─── Working data
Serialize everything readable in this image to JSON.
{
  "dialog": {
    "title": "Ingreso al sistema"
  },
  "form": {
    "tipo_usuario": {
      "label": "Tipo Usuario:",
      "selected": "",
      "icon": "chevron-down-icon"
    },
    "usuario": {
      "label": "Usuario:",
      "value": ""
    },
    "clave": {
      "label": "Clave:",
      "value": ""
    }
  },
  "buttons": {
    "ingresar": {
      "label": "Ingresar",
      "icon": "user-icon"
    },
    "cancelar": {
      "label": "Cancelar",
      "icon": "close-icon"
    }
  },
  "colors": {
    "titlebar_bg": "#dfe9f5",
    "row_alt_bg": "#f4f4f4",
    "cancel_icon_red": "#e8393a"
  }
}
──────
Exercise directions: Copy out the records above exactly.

Your solution:
Serialize everything readable in this image to JSON.
{
  "dialog": {
    "title": "Ingreso al sistema"
  },
  "form": {
    "tipo_usuario": {
      "label": "Tipo Usuario:",
      "selected": "",
      "icon": "chevron-down-icon"
    },
    "usuario": {
      "label": "Usuario:",
      "value": ""
    },
    "clave": {
      "label": "Clave:",
      "value": ""
    }
  },
  "buttons": {
    "ingresar": {
      "label": "Ingresar",
      "icon": "user-icon"
    },
    "cancelar": {
      "label": "Cancelar",
      "icon": "close-icon"
    }
  },
  "colors": {
    "titlebar_bg": "#dfe9f5",
    "row_alt_bg": "#f4f4f4",
    "cancel_icon_red": "#e8393a"
  }
}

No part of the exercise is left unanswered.